▶ Task description
Needed from the data below: all lines that contain the word "JSON".

Data records: Begin

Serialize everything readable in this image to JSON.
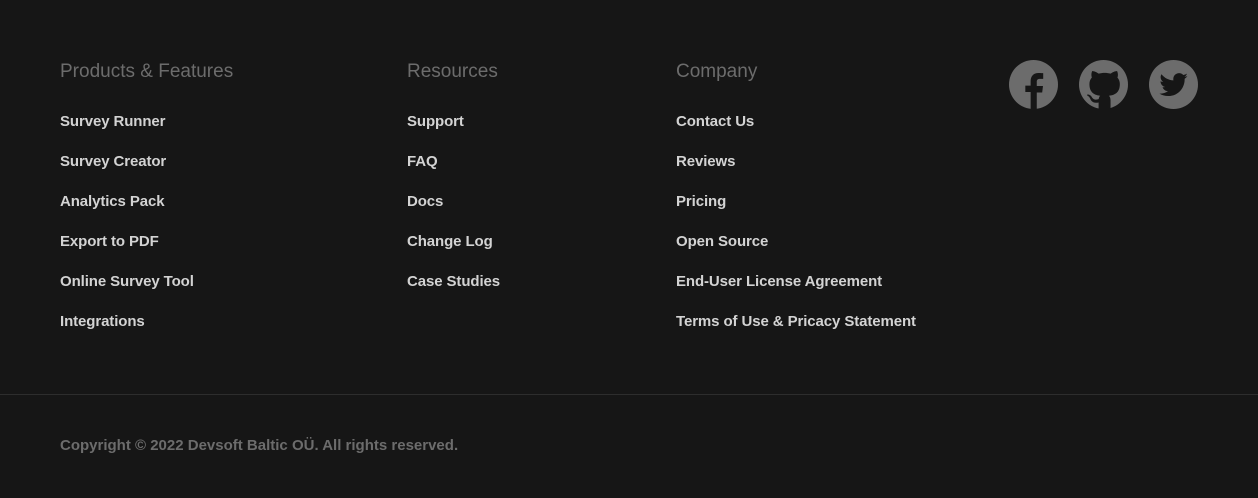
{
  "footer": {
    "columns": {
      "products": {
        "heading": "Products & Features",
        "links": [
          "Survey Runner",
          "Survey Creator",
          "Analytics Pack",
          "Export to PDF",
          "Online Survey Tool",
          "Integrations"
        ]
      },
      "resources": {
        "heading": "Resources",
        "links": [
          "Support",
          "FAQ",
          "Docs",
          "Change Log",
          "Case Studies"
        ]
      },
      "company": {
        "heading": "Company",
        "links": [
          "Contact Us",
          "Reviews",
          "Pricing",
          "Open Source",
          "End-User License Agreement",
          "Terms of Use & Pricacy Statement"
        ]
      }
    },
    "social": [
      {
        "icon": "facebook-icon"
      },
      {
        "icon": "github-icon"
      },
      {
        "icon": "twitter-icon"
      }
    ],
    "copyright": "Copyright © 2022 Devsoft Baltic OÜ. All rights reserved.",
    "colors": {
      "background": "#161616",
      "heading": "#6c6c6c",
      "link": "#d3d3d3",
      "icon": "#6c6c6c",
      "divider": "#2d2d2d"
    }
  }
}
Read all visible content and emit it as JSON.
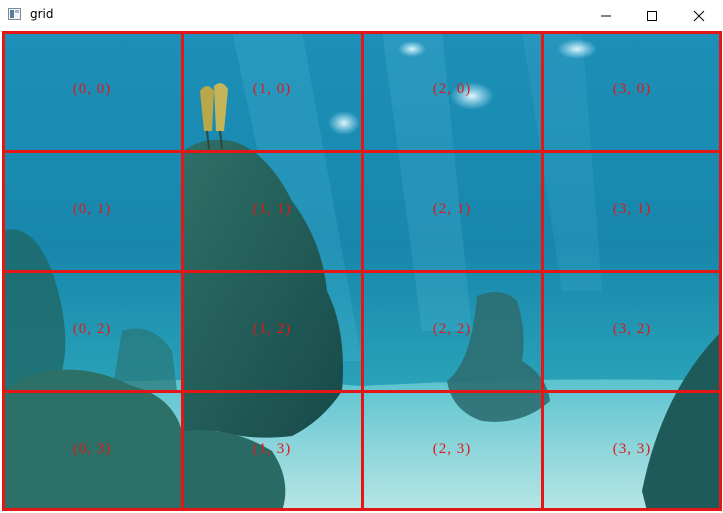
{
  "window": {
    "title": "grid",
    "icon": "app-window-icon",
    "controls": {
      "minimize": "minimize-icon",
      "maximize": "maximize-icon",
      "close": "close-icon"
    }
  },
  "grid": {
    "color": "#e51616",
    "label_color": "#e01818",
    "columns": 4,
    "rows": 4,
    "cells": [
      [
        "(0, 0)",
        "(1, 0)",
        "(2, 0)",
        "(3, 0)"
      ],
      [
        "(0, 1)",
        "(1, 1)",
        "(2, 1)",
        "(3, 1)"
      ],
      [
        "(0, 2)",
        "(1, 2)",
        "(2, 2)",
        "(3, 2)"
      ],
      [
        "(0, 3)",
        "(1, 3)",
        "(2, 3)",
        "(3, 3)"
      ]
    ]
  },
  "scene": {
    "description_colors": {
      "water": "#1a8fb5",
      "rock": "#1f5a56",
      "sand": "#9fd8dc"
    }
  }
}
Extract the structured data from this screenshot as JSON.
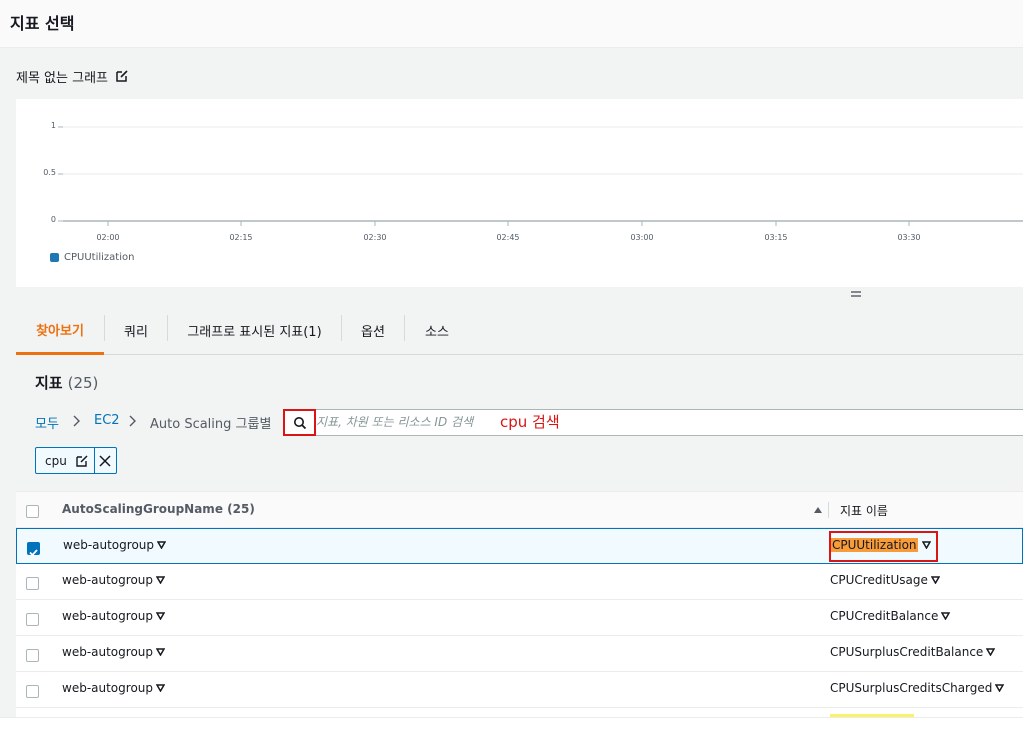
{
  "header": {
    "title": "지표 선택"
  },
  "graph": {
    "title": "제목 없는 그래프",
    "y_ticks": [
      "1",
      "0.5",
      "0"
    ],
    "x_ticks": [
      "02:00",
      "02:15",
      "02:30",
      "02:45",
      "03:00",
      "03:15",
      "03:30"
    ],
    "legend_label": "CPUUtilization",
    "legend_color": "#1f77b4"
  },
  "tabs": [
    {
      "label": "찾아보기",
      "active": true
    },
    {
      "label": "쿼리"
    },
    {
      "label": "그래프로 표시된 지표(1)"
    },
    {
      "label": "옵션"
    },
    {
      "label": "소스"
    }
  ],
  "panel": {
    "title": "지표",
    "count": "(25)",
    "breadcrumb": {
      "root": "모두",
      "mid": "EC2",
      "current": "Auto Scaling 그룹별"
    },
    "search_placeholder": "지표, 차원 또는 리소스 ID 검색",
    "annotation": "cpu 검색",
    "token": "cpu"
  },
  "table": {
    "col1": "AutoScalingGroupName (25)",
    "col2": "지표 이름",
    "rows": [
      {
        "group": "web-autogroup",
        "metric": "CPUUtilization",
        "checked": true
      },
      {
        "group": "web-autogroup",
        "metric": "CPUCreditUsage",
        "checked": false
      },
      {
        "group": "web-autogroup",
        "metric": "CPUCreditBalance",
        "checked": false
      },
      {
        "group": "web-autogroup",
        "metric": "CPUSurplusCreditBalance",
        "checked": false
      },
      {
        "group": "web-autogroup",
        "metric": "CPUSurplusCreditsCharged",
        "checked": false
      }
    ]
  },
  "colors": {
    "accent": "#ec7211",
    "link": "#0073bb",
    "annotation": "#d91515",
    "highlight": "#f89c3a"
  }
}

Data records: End

▶ Solution below
Serialize everything readable in this image to JSON.
Read all visible content and emit it as JSON.
Extract the structured data from this screenshot as JSON.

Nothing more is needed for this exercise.